**Excerpts from an interface dataset:**
============================================================

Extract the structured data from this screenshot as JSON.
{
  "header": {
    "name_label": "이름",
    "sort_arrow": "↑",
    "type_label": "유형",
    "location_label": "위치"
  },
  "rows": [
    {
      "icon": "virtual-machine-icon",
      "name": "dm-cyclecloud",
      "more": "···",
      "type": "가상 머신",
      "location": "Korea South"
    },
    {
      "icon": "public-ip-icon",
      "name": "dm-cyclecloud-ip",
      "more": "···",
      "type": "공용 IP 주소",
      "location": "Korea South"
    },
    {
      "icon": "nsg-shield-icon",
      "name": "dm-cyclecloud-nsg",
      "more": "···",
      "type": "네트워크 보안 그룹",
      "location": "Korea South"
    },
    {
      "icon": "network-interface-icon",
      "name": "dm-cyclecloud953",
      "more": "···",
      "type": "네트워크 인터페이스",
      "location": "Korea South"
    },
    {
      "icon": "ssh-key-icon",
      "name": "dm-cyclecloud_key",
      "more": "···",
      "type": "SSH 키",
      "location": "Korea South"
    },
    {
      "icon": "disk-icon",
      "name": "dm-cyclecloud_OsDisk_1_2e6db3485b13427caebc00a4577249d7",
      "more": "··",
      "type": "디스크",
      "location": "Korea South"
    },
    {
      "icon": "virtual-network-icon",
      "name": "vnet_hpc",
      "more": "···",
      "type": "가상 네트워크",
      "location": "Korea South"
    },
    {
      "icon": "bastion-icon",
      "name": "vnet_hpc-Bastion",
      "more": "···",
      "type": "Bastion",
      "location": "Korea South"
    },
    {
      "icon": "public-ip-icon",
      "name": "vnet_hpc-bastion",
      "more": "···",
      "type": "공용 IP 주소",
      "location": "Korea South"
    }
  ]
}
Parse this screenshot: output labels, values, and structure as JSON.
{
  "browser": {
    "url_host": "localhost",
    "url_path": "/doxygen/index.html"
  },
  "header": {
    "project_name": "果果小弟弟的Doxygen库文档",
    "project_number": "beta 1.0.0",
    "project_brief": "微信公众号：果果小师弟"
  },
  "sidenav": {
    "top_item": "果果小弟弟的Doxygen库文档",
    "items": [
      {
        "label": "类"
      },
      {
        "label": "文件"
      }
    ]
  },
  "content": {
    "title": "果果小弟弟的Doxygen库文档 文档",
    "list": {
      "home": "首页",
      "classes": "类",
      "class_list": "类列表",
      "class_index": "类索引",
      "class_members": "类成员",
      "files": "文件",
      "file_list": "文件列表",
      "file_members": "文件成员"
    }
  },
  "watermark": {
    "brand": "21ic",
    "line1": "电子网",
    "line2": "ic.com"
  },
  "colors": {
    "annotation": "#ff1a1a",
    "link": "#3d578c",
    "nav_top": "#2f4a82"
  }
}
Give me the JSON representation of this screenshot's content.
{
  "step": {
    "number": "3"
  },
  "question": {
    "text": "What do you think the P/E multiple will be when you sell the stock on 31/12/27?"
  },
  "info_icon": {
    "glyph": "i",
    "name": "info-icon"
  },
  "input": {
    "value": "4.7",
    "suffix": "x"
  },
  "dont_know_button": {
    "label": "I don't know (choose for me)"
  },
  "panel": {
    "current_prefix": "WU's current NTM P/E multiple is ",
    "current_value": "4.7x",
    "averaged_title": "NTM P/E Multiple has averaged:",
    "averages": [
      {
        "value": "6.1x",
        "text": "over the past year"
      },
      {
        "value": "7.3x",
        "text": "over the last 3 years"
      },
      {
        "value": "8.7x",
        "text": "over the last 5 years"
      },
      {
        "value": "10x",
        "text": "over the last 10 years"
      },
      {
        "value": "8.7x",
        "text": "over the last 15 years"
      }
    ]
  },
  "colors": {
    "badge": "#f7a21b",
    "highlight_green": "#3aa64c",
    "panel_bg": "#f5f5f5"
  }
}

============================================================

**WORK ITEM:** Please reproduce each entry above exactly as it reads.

**REPLY:**
Extract the structured data from this screenshot as JSON.
{
  "header": {
    "name_label": "이름",
    "sort_arrow": "↑",
    "type_label": "유형",
    "location_label": "위치"
  },
  "rows": [
    {
      "icon": "virtual-machine-icon",
      "name": "dm-cyclecloud",
      "more": "···",
      "type": "가상 머신",
      "location": "Korea South"
    },
    {
      "icon": "public-ip-icon",
      "name": "dm-cyclecloud-ip",
      "more": "···",
      "type": "공용 IP 주소",
      "location": "Korea South"
    },
    {
      "icon": "nsg-shield-icon",
      "name": "dm-cyclecloud-nsg",
      "more": "···",
      "type": "네트워크 보안 그룹",
      "location": "Korea South"
    },
    {
      "icon": "network-interface-icon",
      "name": "dm-cyclecloud953",
      "more": "···",
      "type": "네트워크 인터페이스",
      "location": "Korea South"
    },
    {
      "icon": "ssh-key-icon",
      "name": "dm-cyclecloud_key",
      "more": "···",
      "type": "SSH 키",
      "location": "Korea South"
    },
    {
      "icon": "disk-icon",
      "name": "dm-cyclecloud_OsDisk_1_2e6db3485b13427caebc00a4577249d7",
      "more": "··",
      "type": "디스크",
      "location": "Korea South"
    },
    {
      "icon": "virtual-network-icon",
      "name": "vnet_hpc",
      "more": "···",
      "type": "가상 네트워크",
      "location": "Korea South"
    },
    {
      "icon": "bastion-icon",
      "name": "vnet_hpc-Bastion",
      "more": "···",
      "type": "Bastion",
      "location": "Korea South"
    },
    {
      "icon": "public-ip-icon",
      "name": "vnet_hpc-bastion",
      "more": "···",
      "type": "공용 IP 주소",
      "location": "Korea South"
    }
  ]
}
Parse this screenshot: output labels, values, and structure as JSON.
{
  "browser": {
    "url_host": "localhost",
    "url_path": "/doxygen/index.html"
  },
  "header": {
    "project_name": "果果小弟弟的Doxygen库文档",
    "project_number": "beta 1.0.0",
    "project_brief": "微信公众号：果果小师弟"
  },
  "sidenav": {
    "top_item": "果果小弟弟的Doxygen库文档",
    "items": [
      {
        "label": "类"
      },
      {
        "label": "文件"
      }
    ]
  },
  "content": {
    "title": "果果小弟弟的Doxygen库文档 文档",
    "list": {
      "home": "首页",
      "classes": "类",
      "class_list": "类列表",
      "class_index": "类索引",
      "class_members": "类成员",
      "files": "文件",
      "file_list": "文件列表",
      "file_members": "文件成员"
    }
  },
  "watermark": {
    "brand": "21ic",
    "line1": "电子网",
    "line2": "ic.com"
  },
  "colors": {
    "annotation": "#ff1a1a",
    "link": "#3d578c",
    "nav_top": "#2f4a82"
  }
}
Give me the JSON representation of this screenshot's content.
{
  "step": {
    "number": "3"
  },
  "question": {
    "text": "What do you think the P/E multiple will be when you sell the stock on 31/12/27?"
  },
  "info_icon": {
    "glyph": "i",
    "name": "info-icon"
  },
  "input": {
    "value": "4.7",
    "suffix": "x"
  },
  "dont_know_button": {
    "label": "I don't know (choose for me)"
  },
  "panel": {
    "current_prefix": "WU's current NTM P/E multiple is ",
    "current_value": "4.7x",
    "averaged_title": "NTM P/E Multiple has averaged:",
    "averages": [
      {
        "value": "6.1x",
        "text": "over the past year"
      },
      {
        "value": "7.3x",
        "text": "over the last 3 years"
      },
      {
        "value": "8.7x",
        "text": "over the last 5 years"
      },
      {
        "value": "10x",
        "text": "over the last 10 years"
      },
      {
        "value": "8.7x",
        "text": "over the last 15 years"
      }
    ]
  },
  "colors": {
    "badge": "#f7a21b",
    "highlight_green": "#3aa64c",
    "panel_bg": "#f5f5f5"
  }
}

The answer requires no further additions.